==== Data in this exercise ====
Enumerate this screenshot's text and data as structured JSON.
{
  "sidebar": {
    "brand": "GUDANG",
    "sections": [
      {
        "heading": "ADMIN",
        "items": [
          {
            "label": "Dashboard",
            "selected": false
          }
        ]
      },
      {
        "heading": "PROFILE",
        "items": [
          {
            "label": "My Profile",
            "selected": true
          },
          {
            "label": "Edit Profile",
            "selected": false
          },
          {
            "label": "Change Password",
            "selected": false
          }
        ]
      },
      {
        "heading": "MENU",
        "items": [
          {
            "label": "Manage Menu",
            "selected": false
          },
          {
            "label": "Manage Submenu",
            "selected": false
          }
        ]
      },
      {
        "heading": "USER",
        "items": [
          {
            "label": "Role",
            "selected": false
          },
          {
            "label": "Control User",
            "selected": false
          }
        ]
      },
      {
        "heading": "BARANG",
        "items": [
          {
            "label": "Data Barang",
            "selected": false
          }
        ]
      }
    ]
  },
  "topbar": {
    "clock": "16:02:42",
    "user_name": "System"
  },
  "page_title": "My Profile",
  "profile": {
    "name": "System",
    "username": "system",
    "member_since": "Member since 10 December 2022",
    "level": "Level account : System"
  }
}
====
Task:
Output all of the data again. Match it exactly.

Solution to the exercise:
Enumerate this screenshot's text and data as structured JSON.
{
  "sidebar": {
    "brand": "GUDANG",
    "sections": [
      {
        "heading": "ADMIN",
        "items": [
          {
            "label": "Dashboard",
            "selected": false
          }
        ]
      },
      {
        "heading": "PROFILE",
        "items": [
          {
            "label": "My Profile",
            "selected": true
          },
          {
            "label": "Edit Profile",
            "selected": false
          },
          {
            "label": "Change Password",
            "selected": false
          }
        ]
      },
      {
        "heading": "MENU",
        "items": [
          {
            "label": "Manage Menu",
            "selected": false
          },
          {
            "label": "Manage Submenu",
            "selected": false
          }
        ]
      },
      {
        "heading": "USER",
        "items": [
          {
            "label": "Role",
            "selected": false
          },
          {
            "label": "Control User",
            "selected": false
          }
        ]
      },
      {
        "heading": "BARANG",
        "items": [
          {
            "label": "Data Barang",
            "selected": false
          }
        ]
      }
    ]
  },
  "topbar": {
    "clock": "16:02:42",
    "user_name": "System"
  },
  "page_title": "My Profile",
  "profile": {
    "name": "System",
    "username": "system",
    "member_since": "Member since 10 December 2022",
    "level": "Level account : System"
  }
}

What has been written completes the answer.